● INSTRUCTIONS TO FOLLOW:
Could you repeat every line below exactly, skipping the images?

● DATA FOR THE TASK:
───
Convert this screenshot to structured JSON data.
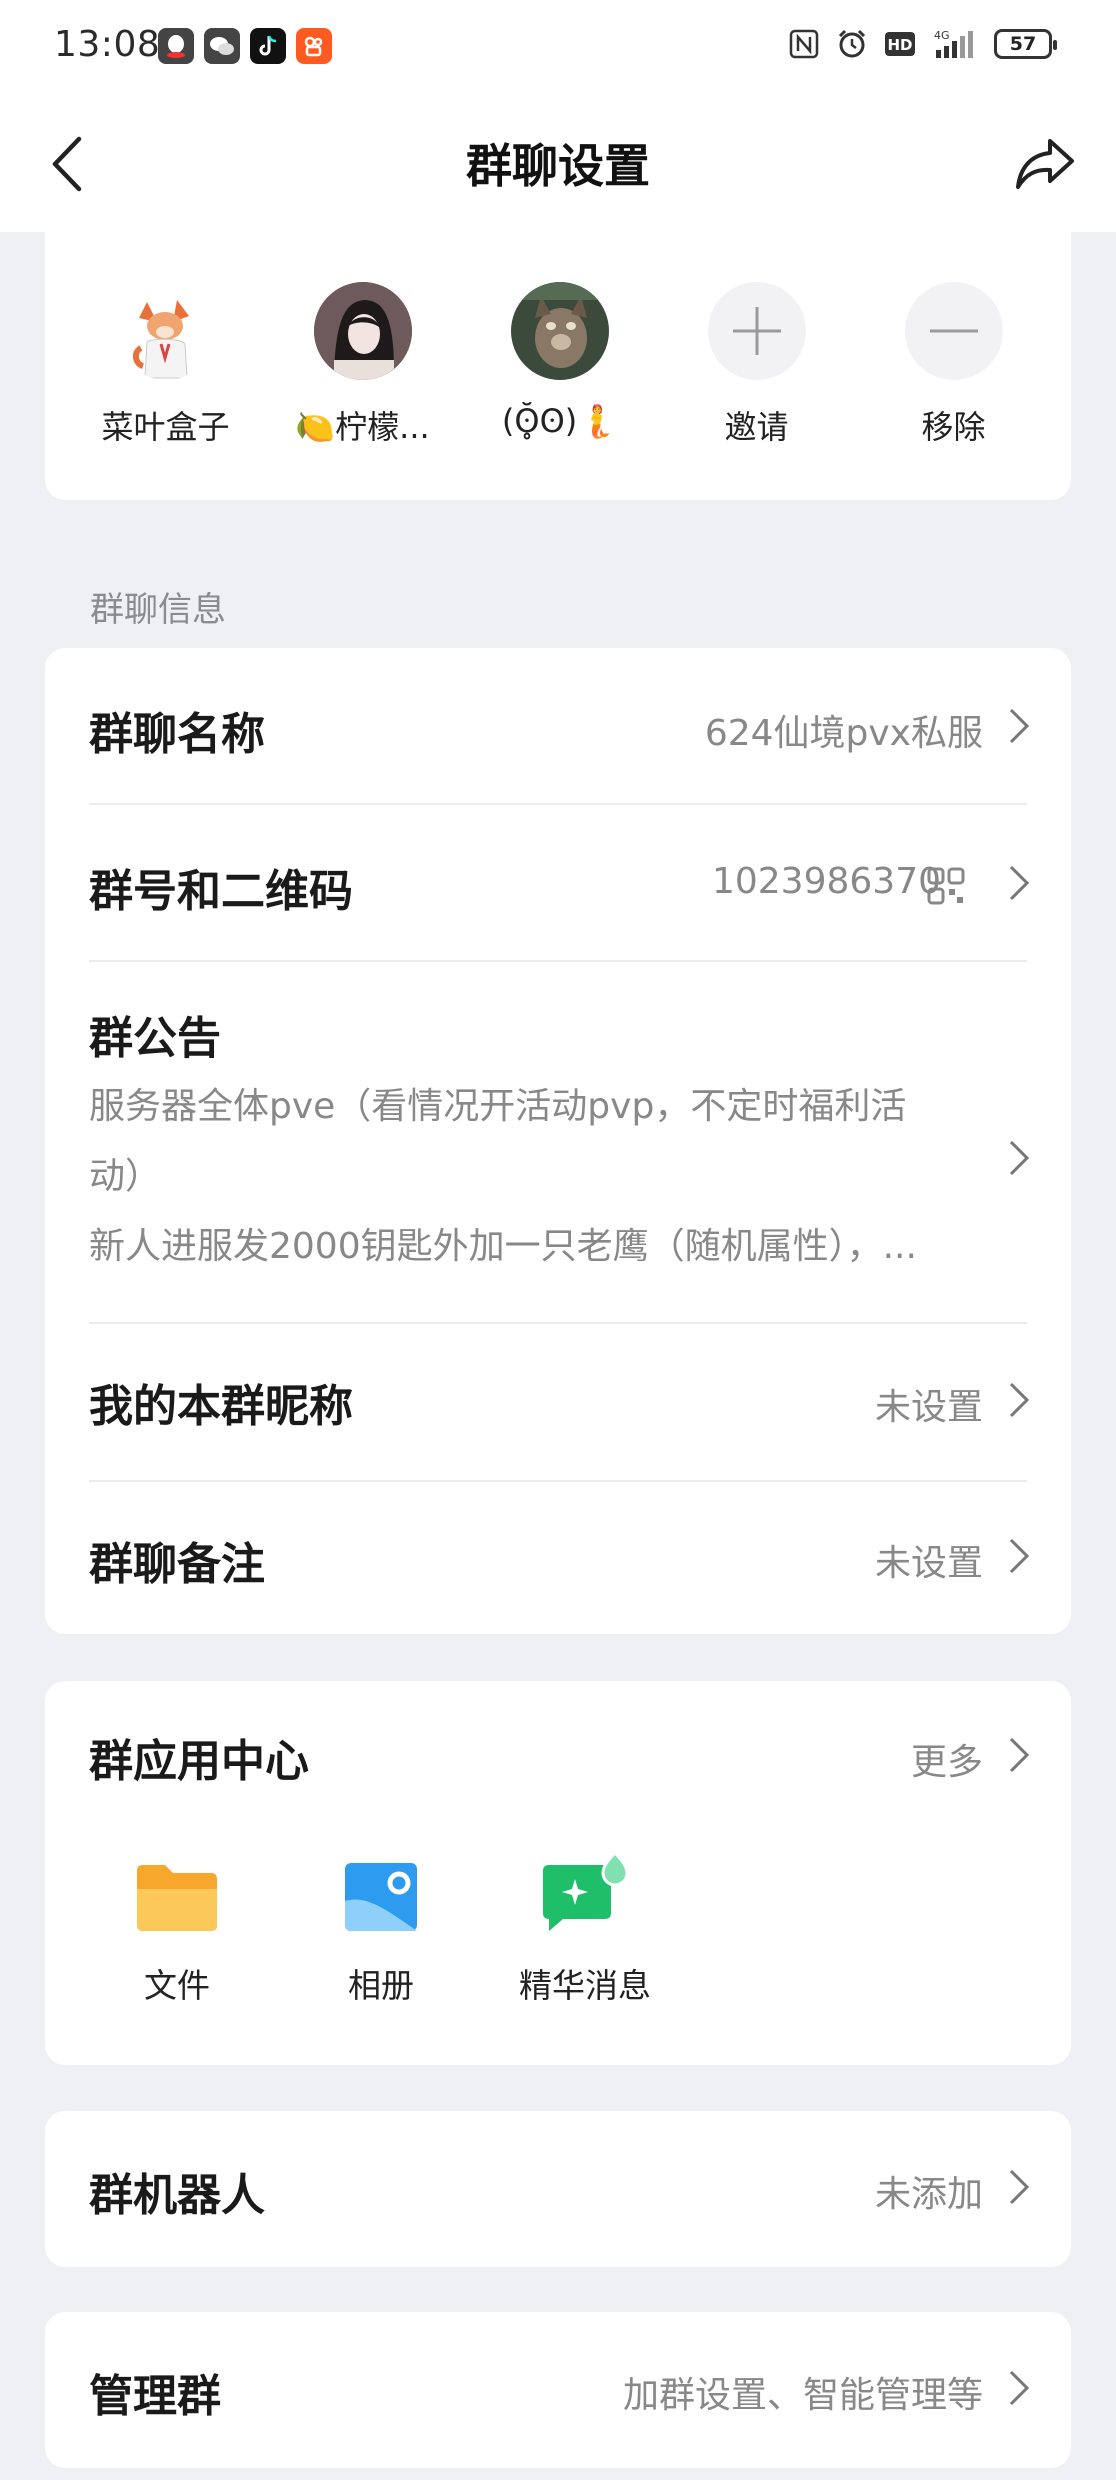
{
  "status_bar": {
    "time": "13:08",
    "network": "4G",
    "hd": "HD",
    "nfc": "N",
    "battery": "57"
  },
  "header": {
    "title": "群聊设置"
  },
  "members": [
    {
      "name": "菜叶盒子"
    },
    {
      "name": "🍋柠檬..."
    },
    {
      "name": "(ʘ̥̆ʘ)🧜"
    }
  ],
  "member_actions": {
    "invite_label": "邀请",
    "remove_label": "移除"
  },
  "info_section": {
    "title": "群聊信息",
    "name_label": "群聊名称",
    "name_value": "624仙境pvx私服",
    "number_label": "群号和二维码",
    "number_value": "1023986370",
    "notice_label": "群公告",
    "notice_line1": "服务器全体pve（看情况开活动pvp，不定时福利活",
    "notice_line2": "动）",
    "notice_line3": "新人进服发2000钥匙外加一只老鹰（随机属性），...",
    "nickname_label": "我的本群昵称",
    "nickname_value": "未设置",
    "remark_label": "群聊备注",
    "remark_value": "未设置"
  },
  "apps_section": {
    "title": "群应用中心",
    "more_label": "更多",
    "apps": [
      {
        "label": "文件",
        "icon": "folder-icon"
      },
      {
        "label": "相册",
        "icon": "album-icon"
      },
      {
        "label": "精华消息",
        "icon": "essence-message-icon"
      }
    ]
  },
  "bot_section": {
    "label": "群机器人",
    "value": "未添加"
  },
  "manage_section": {
    "label": "管理群",
    "value": "加群设置、智能管理等"
  },
  "colors": {
    "background": "#eff0f4",
    "card": "#ffffff",
    "secondary_text": "#888888",
    "folder": "#f9b83c",
    "album": "#2d9cf0",
    "essence": "#1fbf6a"
  }
}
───
● ANSWER AREA:
Convert this screenshot to structured JSON data.
{
  "status_bar": {
    "time": "13:08",
    "network": "4G",
    "hd": "HD",
    "nfc": "N",
    "battery": "57"
  },
  "header": {
    "title": "群聊设置"
  },
  "members": [
    {
      "name": "菜叶盒子"
    },
    {
      "name": "🍋柠檬..."
    },
    {
      "name": "(ʘ̥̆ʘ)🧜"
    }
  ],
  "member_actions": {
    "invite_label": "邀请",
    "remove_label": "移除"
  },
  "info_section": {
    "title": "群聊信息",
    "name_label": "群聊名称",
    "name_value": "624仙境pvx私服",
    "number_label": "群号和二维码",
    "number_value": "1023986370",
    "notice_label": "群公告",
    "notice_line1": "服务器全体pve（看情况开活动pvp，不定时福利活",
    "notice_line2": "动）",
    "notice_line3": "新人进服发2000钥匙外加一只老鹰（随机属性），...",
    "nickname_label": "我的本群昵称",
    "nickname_value": "未设置",
    "remark_label": "群聊备注",
    "remark_value": "未设置"
  },
  "apps_section": {
    "title": "群应用中心",
    "more_label": "更多",
    "apps": [
      {
        "label": "文件",
        "icon": "folder-icon"
      },
      {
        "label": "相册",
        "icon": "album-icon"
      },
      {
        "label": "精华消息",
        "icon": "essence-message-icon"
      }
    ]
  },
  "bot_section": {
    "label": "群机器人",
    "value": "未添加"
  },
  "manage_section": {
    "label": "管理群",
    "value": "加群设置、智能管理等"
  },
  "colors": {
    "background": "#eff0f4",
    "card": "#ffffff",
    "secondary_text": "#888888",
    "folder": "#f9b83c",
    "album": "#2d9cf0",
    "essence": "#1fbf6a"
  }
}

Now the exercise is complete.